More generally the early World Cup games showed that Russia and Ukraine possess elite GM strength in depth which other nations can only dream of. The round of the last 32 had 17 GMs from Russia/Ukraine and five of these reached Saturday's quarter-finals.
Vladimir Malakhov, 32, who abandoned a career in nuclear physics to become a chess pro, will remember Tromso with horror. He was short of time but crushing the No2 seed, Fabiano Caruana, and could have mated by a queen-rook crossboard checking sequence so simple that it is taught to children as 'The Lawnmower'. Malakhov missed it. Two moves on he could have won Caruana's queen for nothing by a couple of obvious checks. Malakhov missed that, too.
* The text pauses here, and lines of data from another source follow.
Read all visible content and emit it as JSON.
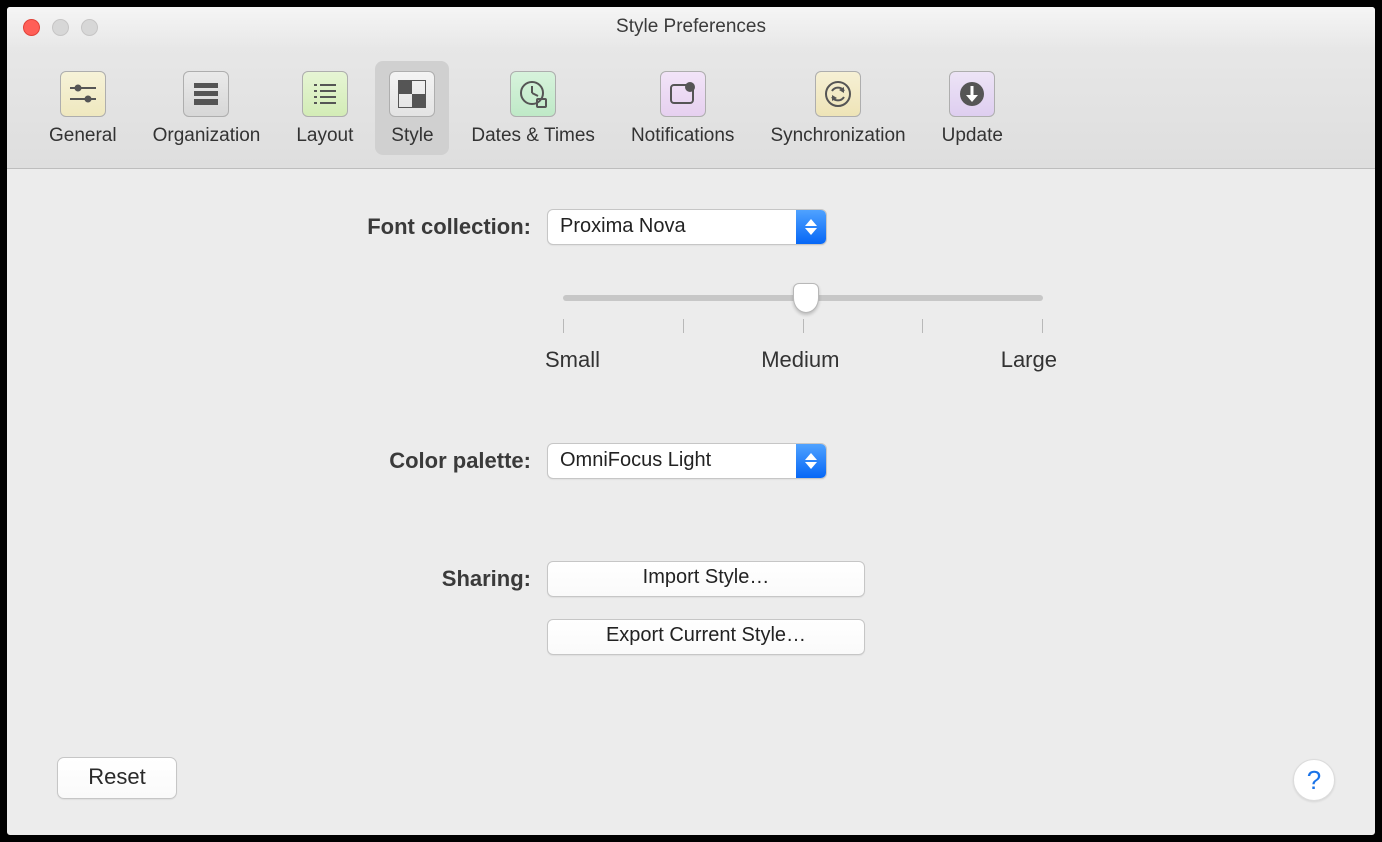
{
  "window": {
    "title": "Style Preferences"
  },
  "tabs": {
    "general": "General",
    "organization": "Organization",
    "layout": "Layout",
    "style": "Style",
    "dates_times": "Dates & Times",
    "notifications": "Notifications",
    "synchronization": "Synchronization",
    "update": "Update"
  },
  "labels": {
    "font_collection": "Font collection:",
    "color_palette": "Color palette:",
    "sharing": "Sharing:"
  },
  "values": {
    "font_collection": "Proxima Nova",
    "color_palette": "OmniFocus Light"
  },
  "slider": {
    "small": "Small",
    "medium": "Medium",
    "large": "Large"
  },
  "buttons": {
    "import_style": "Import Style…",
    "export_style": "Export Current Style…",
    "reset": "Reset",
    "help": "?"
  }
}
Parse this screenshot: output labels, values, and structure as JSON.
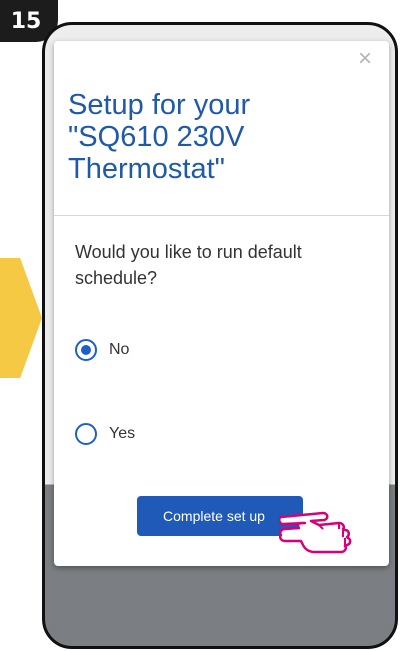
{
  "step": {
    "number": "15"
  },
  "dialog": {
    "title_lines": [
      "Setup for your",
      "\"SQ610 230V",
      "Thermostat\""
    ],
    "question": "Would you like to run default schedule?",
    "options": [
      {
        "label": "No",
        "selected": true
      },
      {
        "label": "Yes",
        "selected": false
      }
    ],
    "complete_label": "Complete set up",
    "close_symbol": "×"
  },
  "colors": {
    "accent": "#1f5ab8",
    "title": "#1f5aa8",
    "arrow": "#f6c945",
    "pointer": "#d6007a"
  },
  "icons": {
    "close": "close-icon",
    "pointer": "pointing-hand-icon"
  }
}
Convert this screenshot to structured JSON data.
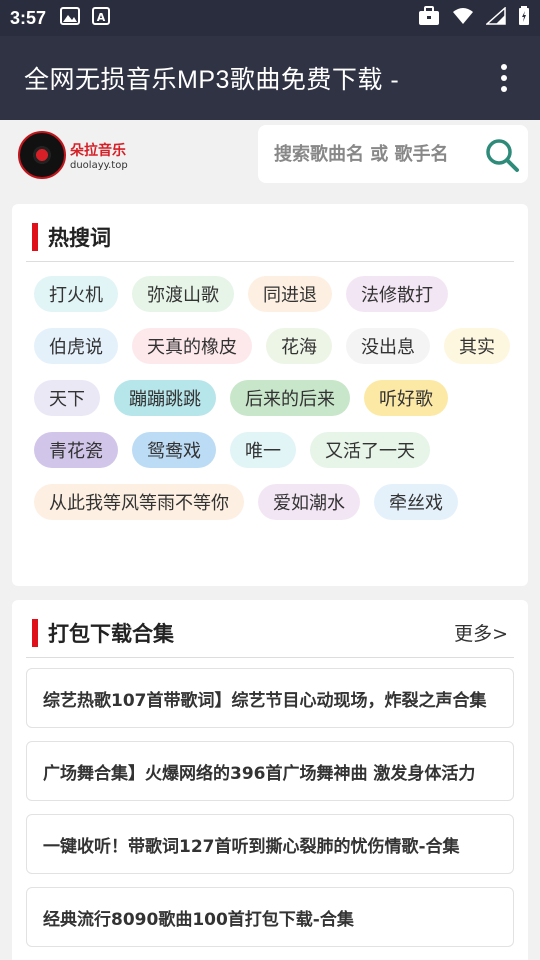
{
  "status": {
    "time": "3:57"
  },
  "app": {
    "title": "全网无损音乐MP3歌曲免费下载 -"
  },
  "logo": {
    "cn": "朵拉音乐",
    "en": "duolayy.top"
  },
  "search": {
    "placeholder": "搜索歌曲名 或 歌手名"
  },
  "hot": {
    "title": "热搜词",
    "tags": [
      {
        "label": "打火机",
        "color": "#e1f4f6"
      },
      {
        "label": "弥渡山歌",
        "color": "#e7f4e8"
      },
      {
        "label": "同进退",
        "color": "#fdf0e2"
      },
      {
        "label": "法修散打",
        "color": "#f3e6f4"
      },
      {
        "label": "伯虎说",
        "color": "#e4f1fb"
      },
      {
        "label": "天真的橡皮",
        "color": "#fde9ec"
      },
      {
        "label": "花海",
        "color": "#edf5e6"
      },
      {
        "label": "没出息",
        "color": "#f4f4f4"
      },
      {
        "label": "其实",
        "color": "#fdf7e0"
      },
      {
        "label": "天下",
        "color": "#ebe8f6"
      },
      {
        "label": "蹦蹦跳跳",
        "color": "#b6e5ea"
      },
      {
        "label": "后来的后来",
        "color": "#c8e6c9"
      },
      {
        "label": "听好歌",
        "color": "#fde9a6"
      },
      {
        "label": "青花瓷",
        "color": "#d1c6ea"
      },
      {
        "label": "鸳鸯戏",
        "color": "#bcdcf5"
      },
      {
        "label": "唯一",
        "color": "#e1f4f6"
      },
      {
        "label": "又活了一天",
        "color": "#e7f4e8"
      },
      {
        "label": "从此我等风等雨不等你",
        "color": "#fdf0e2"
      },
      {
        "label": "爱如潮水",
        "color": "#f3e6f4"
      },
      {
        "label": "牵丝戏",
        "color": "#e4f1fb"
      }
    ]
  },
  "pack": {
    "title": "打包下载合集",
    "more": "更多>",
    "items": [
      "综艺热歌107首带歌词】综艺节目心动现场，炸裂之声合集",
      "广场舞合集】火爆网络的396首广场舞神曲 激发身体活力",
      "一键收听！带歌词127首听到撕心裂肺的忧伤情歌-合集",
      "经典流行8090歌曲100首打包下载-合集"
    ]
  }
}
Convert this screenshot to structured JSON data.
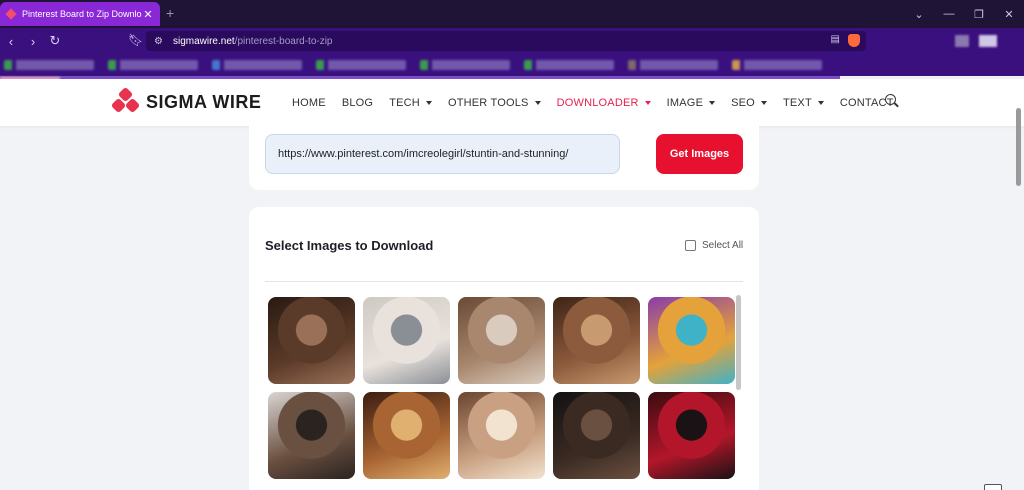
{
  "browser": {
    "tab_title": "Pinterest Board to Zip Download",
    "tab_close": "✕",
    "new_tab": "+",
    "url_host": "sigmawire.net",
    "url_path": "/pinterest-board-to-zip"
  },
  "site": {
    "logo_text": "SIGMA WIRE",
    "brand_color": "#e8334e",
    "nav": [
      {
        "label": "HOME",
        "dropdown": false
      },
      {
        "label": "BLOG",
        "dropdown": false
      },
      {
        "label": "TECH",
        "dropdown": true
      },
      {
        "label": "OTHER TOOLS",
        "dropdown": true
      },
      {
        "label": "DOWNLOADER",
        "dropdown": true,
        "active": true
      },
      {
        "label": "IMAGE",
        "dropdown": true
      },
      {
        "label": "SEO",
        "dropdown": true
      },
      {
        "label": "TEXT",
        "dropdown": true
      },
      {
        "label": "CONTACT",
        "dropdown": false
      }
    ]
  },
  "form": {
    "url_value": "https://www.pinterest.com/imcreolegirl/stuntin-and-stunning/",
    "submit_label": "Get Images"
  },
  "gallery": {
    "title": "Select Images to Download",
    "select_all_label": "Select All",
    "images": [
      {
        "name": "thumbnail-1",
        "colors": [
          "#2a1a12",
          "#5a3a28",
          "#9a7058"
        ]
      },
      {
        "name": "thumbnail-2",
        "colors": [
          "#cfc9c4",
          "#e9e2dc",
          "#8a8f96"
        ]
      },
      {
        "name": "thumbnail-3",
        "colors": [
          "#6b4a36",
          "#a8876e",
          "#d9cbbd"
        ]
      },
      {
        "name": "thumbnail-4",
        "colors": [
          "#3d2416",
          "#8c5a3c",
          "#c79a70"
        ]
      },
      {
        "name": "thumbnail-5",
        "colors": [
          "#8a3ca8",
          "#e5a23a",
          "#3fb2c8"
        ]
      },
      {
        "name": "thumbnail-6",
        "colors": [
          "#d9d5d2",
          "#6a5040",
          "#2b2320"
        ]
      },
      {
        "name": "thumbnail-7",
        "colors": [
          "#3b1d12",
          "#a86432",
          "#e0b070"
        ]
      },
      {
        "name": "thumbnail-8",
        "colors": [
          "#6b4530",
          "#c9a182",
          "#f2e3d0"
        ]
      },
      {
        "name": "thumbnail-9",
        "colors": [
          "#121212",
          "#3a2a22",
          "#6a5040"
        ]
      },
      {
        "name": "thumbnail-10",
        "colors": [
          "#3a0c10",
          "#b3162a",
          "#1a1214"
        ]
      }
    ]
  }
}
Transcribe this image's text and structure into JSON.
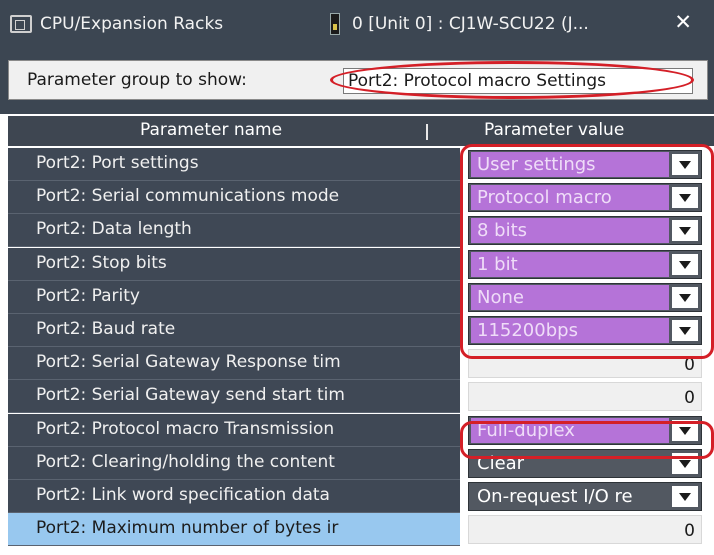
{
  "tabs": [
    {
      "label": "CPU/Expansion Racks",
      "icon": "rack-icon"
    },
    {
      "label": "0 [Unit 0] : CJ1W-SCU22 (J...",
      "icon": "unit-module-icon",
      "closable": true
    }
  ],
  "group_selector": {
    "label": "Parameter group to show:",
    "value": "Port2: Protocol macro Settings"
  },
  "table": {
    "headers": {
      "name": "Parameter name",
      "value": "Parameter value"
    },
    "rows": [
      {
        "name": "Port2: Port settings",
        "value": "User settings",
        "control": "dropdown",
        "style": "highlighted"
      },
      {
        "name": "Port2: Serial communications mode",
        "value": "Protocol macro",
        "control": "dropdown",
        "style": "highlighted"
      },
      {
        "name": "Port2: Data length",
        "value": "8 bits",
        "control": "dropdown",
        "style": "highlighted"
      },
      {
        "name": "Port2: Stop bits",
        "value": "1 bit",
        "control": "dropdown",
        "style": "highlighted"
      },
      {
        "name": "Port2: Parity",
        "value": "None",
        "control": "dropdown",
        "style": "highlighted"
      },
      {
        "name": "Port2: Baud rate",
        "value": "115200bps",
        "control": "dropdown",
        "style": "highlighted"
      },
      {
        "name": "Port2: Serial Gateway Response tim",
        "value": "0",
        "control": "number"
      },
      {
        "name": "Port2: Serial Gateway send start tim",
        "value": "0",
        "control": "number"
      },
      {
        "name": "Port2: Protocol macro Transmission",
        "value": "Full-duplex",
        "control": "dropdown",
        "style": "highlighted"
      },
      {
        "name": "Port2: Clearing/holding the content",
        "value": "Clear",
        "control": "dropdown",
        "style": "plain"
      },
      {
        "name": "Port2: Link word specification data",
        "value": "On-request I/O re",
        "control": "dropdown",
        "style": "plain"
      },
      {
        "name": "Port2: Maximum number of bytes ir",
        "value": "0",
        "control": "number",
        "selected": true
      }
    ]
  },
  "colors": {
    "panel_bg": "#3c4652",
    "highlight_value": "#b573d8",
    "annotation_red": "#d41f27",
    "selected_row": "#98c8ef"
  }
}
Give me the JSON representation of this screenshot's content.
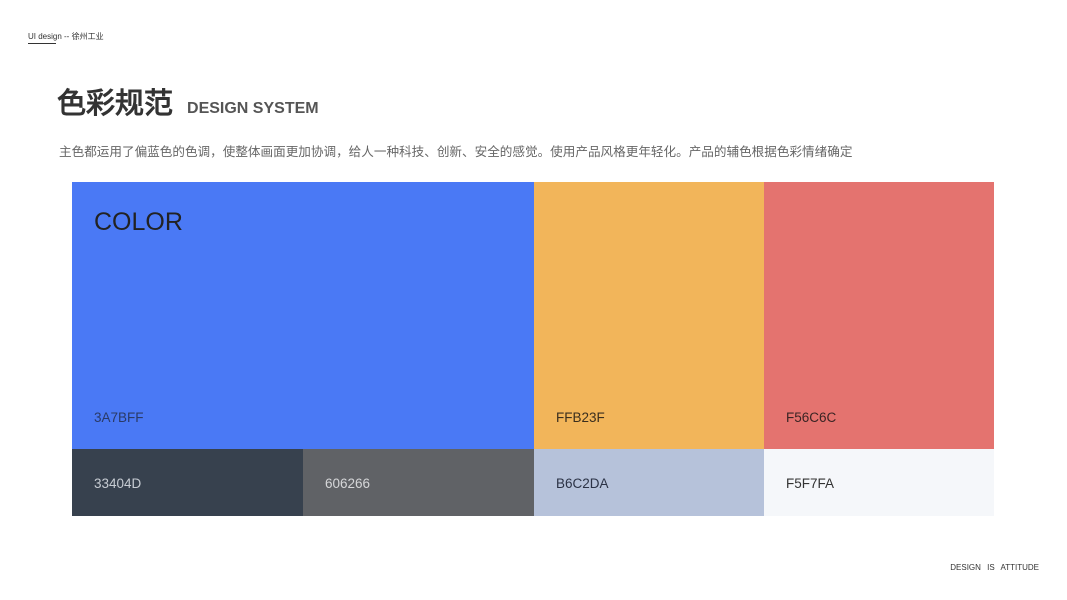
{
  "header": {
    "brand_tag": "UI design -- 徐州工业"
  },
  "title": {
    "cn": "色彩规范",
    "en": "DESIGN SYSTEM"
  },
  "description": "主色都运用了偏蓝色的色调，使整体画面更加协调，给人一种科技、创新、安全的感觉。使用产品风格更年轻化。产品的辅色根据色彩情绪确定",
  "palette": {
    "label": "COLOR",
    "primary": {
      "code": "3A7BFF",
      "color": "#4A79F5"
    },
    "secondary": [
      {
        "code": "FFB23F",
        "color": "#F2B55A"
      },
      {
        "code": "F56C6C",
        "color": "#E4736F"
      }
    ],
    "neutrals": [
      {
        "code": "33404D",
        "color": "#37414E"
      },
      {
        "code": "606266",
        "color": "#606266"
      },
      {
        "code": "B6C2DA",
        "color": "#B6C2DA"
      },
      {
        "code": "F5F7FA",
        "color": "#F5F7FA"
      }
    ]
  },
  "footer": {
    "tagline": "DESIGN IS ATTITUDE"
  }
}
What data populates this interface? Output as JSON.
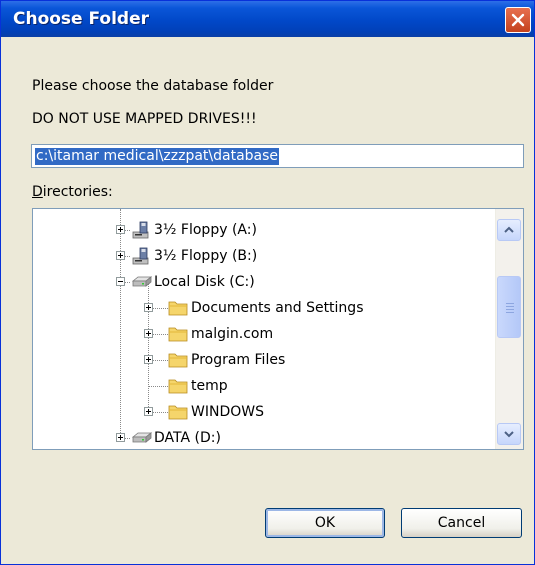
{
  "dialog": {
    "title": "Choose Folder",
    "message1": "Please choose the database folder",
    "message2": "DO NOT USE MAPPED DRIVES!!!",
    "path_value": "c:\\itamar medical\\zzzpat\\database",
    "directories_label_hotkey": "D",
    "directories_label_rest": "irectories:",
    "ok_label": "OK",
    "cancel_label": "Cancel"
  },
  "tree": {
    "items": [
      {
        "label": "3½ Floppy (A:)",
        "icon": "floppy-drive-icon",
        "expander": "plus"
      },
      {
        "label": "3½ Floppy (B:)",
        "icon": "floppy-drive-icon",
        "expander": "plus"
      },
      {
        "label": "Local Disk (C:)",
        "icon": "hard-drive-icon",
        "expander": "minus"
      },
      {
        "label": "Documents and Settings",
        "icon": "folder-icon",
        "expander": "plus"
      },
      {
        "label": "malgin.com",
        "icon": "folder-icon",
        "expander": "plus"
      },
      {
        "label": "Program Files",
        "icon": "folder-icon",
        "expander": "plus"
      },
      {
        "label": "temp",
        "icon": "folder-icon",
        "expander": "none"
      },
      {
        "label": "WINDOWS",
        "icon": "folder-icon",
        "expander": "plus"
      },
      {
        "label": "DATA (D:)",
        "icon": "hard-drive-icon",
        "expander": "plus"
      }
    ]
  },
  "colors": {
    "titlebar": "#0148C8",
    "selection": "#316AC5",
    "dialog_bg": "#ECE9D8"
  }
}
The quarter-finals this weekend will offer free and live online coverage at worldcup2013.liveschach.net, where a single page shows all four games, Houdini computer analysis and live video commentary by Nigel Short.
The US champion, Gata Kamsky, played a fine attack below, though his 18 f5! sacrifice was good for only a draw until Black weakened by 23...Kg7? (Qb6) and 26...Bd6? (Be7). White's final rook offer leads to gxh5 31 Rf6+ Kg7 32 Rg6+ Kh7 33 Qg7 mate or Kxh5 31 Qg7! Rh8 32 Qxg6+ Kh4 33 Rf5 and mates.